District Courts are bound by the decisions of the governing Circuit Court of Appeals—they cannot simply invoke stare decisis and overturn the precedent set by the Circuit Court.

What are the two principles that make up the legal doctrine of stare decisis?

The two aspects of a stare decisis is that the judge should follow the precedents in making a decision unless given a reason not to do so, and decisions made in a higher court are binding on lower courts.

What are the advantages of stare decisis?

An advantage of stare decisis is that it enables judges to reduce the uncertainty associated with making decisions. They can check their re- sults against the results reached by similar judges. It is easy to see that stare decisis can be extremely valuable to a legal system.

What is stare decisis and why is it important quizlet?

Stare decisis is a doctrine in which judges are obligated to follow the precedents established in prior decisions. In stare decisis, lower court must obey past decisions made by higher courts.

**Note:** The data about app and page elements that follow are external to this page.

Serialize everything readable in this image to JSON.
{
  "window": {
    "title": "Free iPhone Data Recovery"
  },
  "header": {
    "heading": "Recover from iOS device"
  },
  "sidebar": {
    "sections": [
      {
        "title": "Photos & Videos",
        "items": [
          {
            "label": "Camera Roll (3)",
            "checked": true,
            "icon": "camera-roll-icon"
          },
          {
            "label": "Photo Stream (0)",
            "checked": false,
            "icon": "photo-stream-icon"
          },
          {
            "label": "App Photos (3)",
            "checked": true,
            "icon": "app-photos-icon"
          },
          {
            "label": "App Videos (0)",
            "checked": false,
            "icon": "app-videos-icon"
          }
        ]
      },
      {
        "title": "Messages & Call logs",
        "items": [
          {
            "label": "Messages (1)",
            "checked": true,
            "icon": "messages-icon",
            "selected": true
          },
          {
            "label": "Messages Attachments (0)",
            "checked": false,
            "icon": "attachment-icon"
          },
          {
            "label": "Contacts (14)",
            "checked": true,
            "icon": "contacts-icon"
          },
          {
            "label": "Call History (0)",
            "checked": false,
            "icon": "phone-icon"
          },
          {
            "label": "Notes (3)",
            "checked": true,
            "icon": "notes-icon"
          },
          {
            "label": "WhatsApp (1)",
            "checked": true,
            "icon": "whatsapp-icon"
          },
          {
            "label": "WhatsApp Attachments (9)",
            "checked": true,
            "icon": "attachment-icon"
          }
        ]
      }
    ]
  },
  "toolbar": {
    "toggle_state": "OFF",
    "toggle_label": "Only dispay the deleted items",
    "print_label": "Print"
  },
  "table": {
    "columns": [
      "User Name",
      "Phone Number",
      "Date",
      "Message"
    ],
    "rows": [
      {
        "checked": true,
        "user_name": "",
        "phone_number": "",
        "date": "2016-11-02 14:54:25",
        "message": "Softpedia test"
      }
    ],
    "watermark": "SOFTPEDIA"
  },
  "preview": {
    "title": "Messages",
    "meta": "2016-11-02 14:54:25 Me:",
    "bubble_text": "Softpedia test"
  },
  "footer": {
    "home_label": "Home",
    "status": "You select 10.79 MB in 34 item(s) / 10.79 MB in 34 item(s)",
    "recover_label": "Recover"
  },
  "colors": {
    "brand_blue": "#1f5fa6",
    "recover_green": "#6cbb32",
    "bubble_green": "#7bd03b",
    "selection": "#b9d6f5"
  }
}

This doctrine generally provides for fairness and consistency, which is important in ensuring everyone is treated equally.

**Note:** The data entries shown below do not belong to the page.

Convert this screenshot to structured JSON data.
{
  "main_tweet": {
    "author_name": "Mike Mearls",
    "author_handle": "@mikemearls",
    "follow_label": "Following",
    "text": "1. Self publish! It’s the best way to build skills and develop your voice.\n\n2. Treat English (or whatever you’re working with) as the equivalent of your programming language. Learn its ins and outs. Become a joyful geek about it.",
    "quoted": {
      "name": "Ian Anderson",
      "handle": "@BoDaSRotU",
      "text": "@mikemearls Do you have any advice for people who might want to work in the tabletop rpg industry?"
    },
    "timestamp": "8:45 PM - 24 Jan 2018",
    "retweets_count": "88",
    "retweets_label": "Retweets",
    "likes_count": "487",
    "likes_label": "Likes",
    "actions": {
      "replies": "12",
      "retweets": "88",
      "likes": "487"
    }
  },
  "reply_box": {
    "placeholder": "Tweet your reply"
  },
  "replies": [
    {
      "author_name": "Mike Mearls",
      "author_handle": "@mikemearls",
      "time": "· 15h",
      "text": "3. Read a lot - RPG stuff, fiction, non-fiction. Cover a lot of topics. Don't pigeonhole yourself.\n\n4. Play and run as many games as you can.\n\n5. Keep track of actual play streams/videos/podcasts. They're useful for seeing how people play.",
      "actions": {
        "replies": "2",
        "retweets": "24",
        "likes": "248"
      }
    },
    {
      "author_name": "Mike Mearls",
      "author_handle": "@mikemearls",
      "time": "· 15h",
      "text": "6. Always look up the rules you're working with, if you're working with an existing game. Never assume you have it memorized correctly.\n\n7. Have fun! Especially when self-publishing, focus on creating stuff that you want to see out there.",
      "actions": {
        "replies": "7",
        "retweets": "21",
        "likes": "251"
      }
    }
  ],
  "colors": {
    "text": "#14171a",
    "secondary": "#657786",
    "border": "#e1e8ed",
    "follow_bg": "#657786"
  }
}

Why does stare decisis not apply to public law quizlet?

No, because stare decisis relates to principles of law by which conduct is governed, not to a decision based on a mixed question of law and fact. In State v. … There is no statute or prior common law decision to guide the court. What can the court do?

How does stare decisis operate?

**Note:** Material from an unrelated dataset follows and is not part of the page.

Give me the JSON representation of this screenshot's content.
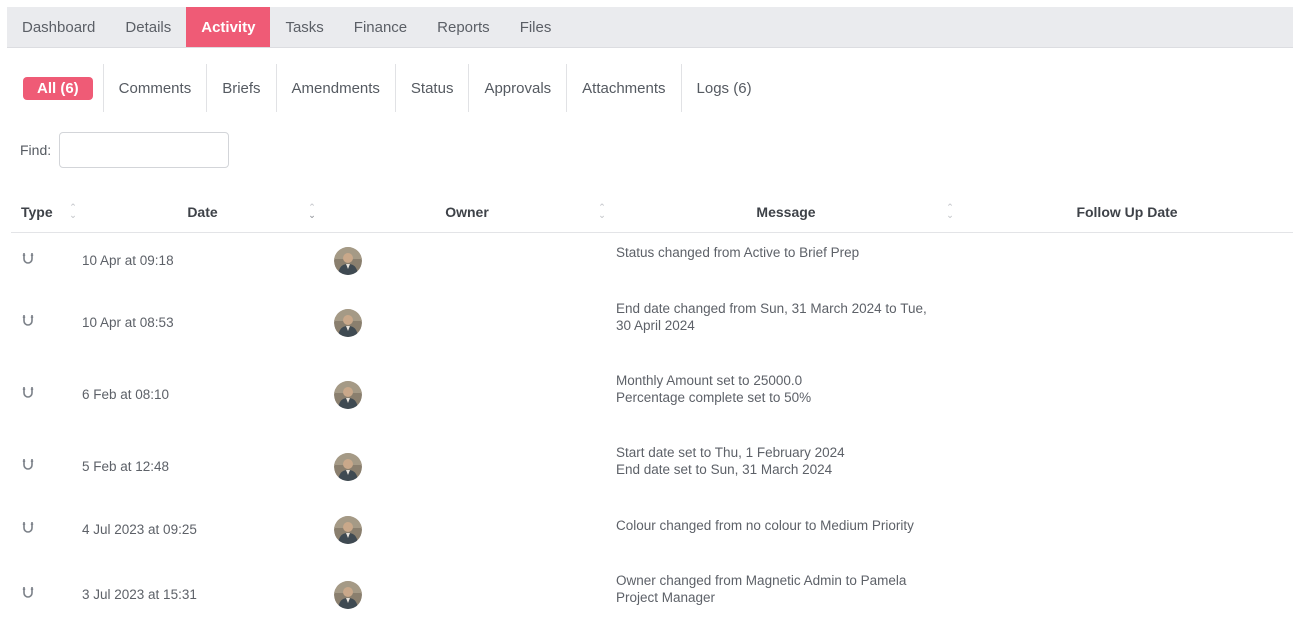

The principle of stare decisis dictates that in the absence of a special justification for overruling a prior decision, a court must follow its prior decisions even though a majority of the court as currently constituted, believes that the prior decision was wrongly decided (Sedler 1911).

How does stare decisis keep court decisions consistent?

Stare decisis is a legal doctrine that, in theory, keeps consistency between court decisions on similar cases. The idea is to streamline the legal system so that courts don’t waste time and resources trying to relitigate the same type of case from scratch each time.

Can a judge overturn precedent?

All three justices said constitutional precedent is merely a matter of court policy or discretion, more easily overturned than a precedent about a law. Sometimes, they said, constitutional precedents can be overruled if later judges view them as wrongly decided or reasoned.

When can stare decisis be overturned?

Quality of reasoning is the first factor considered by the Justices when they analyze the justifications for whether to affirm or overrule a previous Court’s decision. If the Court disagrees with a previous case decision, then the Supreme Court can overrule the precedent.

Was stare decisis used in Brown vs Board of Education?

Translated from Latin, stare decisis means to stand by things decided. … One of the most famous examples of the Supreme Court overturning precedent was the landmark case of Brown v. Board of Education of Topeka decided in 1954.

Why was Plessy Ferguson overturned?

The Court expressly rejected Plessy’s arguments that the law stigmatized blacks “with a badge of inferiority,” pointing out that both blacks and whites were given equal facilities under the law and were equally punished for violating the law.

What is de facto segregation?

During racial integration efforts in schools during the 1960’s, “de facto segregation” was a term used to describe a situation in which legislation did not overtly segregate students by race, but nevertheless school segregation continued.

What is stare decisis in law quizlet?

Stare Decisis. The doctrine by which judges are obligated to follow precedents established within a particular jurisdiction. Precedent. The authority afforded to a prior judicial decision by judges deciding subsequent disputes involving the same or similar facts and the same jurisdictions substantive law.

What does the doctrine of stare decisis hold quizlet?

The doctrine of stare decisis means that courts look to past, similar issues to guide their decisions. The past decisions are known as precedent.

Does stare decisis means let the decision stand?

stare decisis, (Latin: “let the decision stand”), in Anglo-American law, principle that a question once considered by a court and answered must elicit the same response each time the same issue is brought before the courts. The principle is observed more strictly in England than in the United States.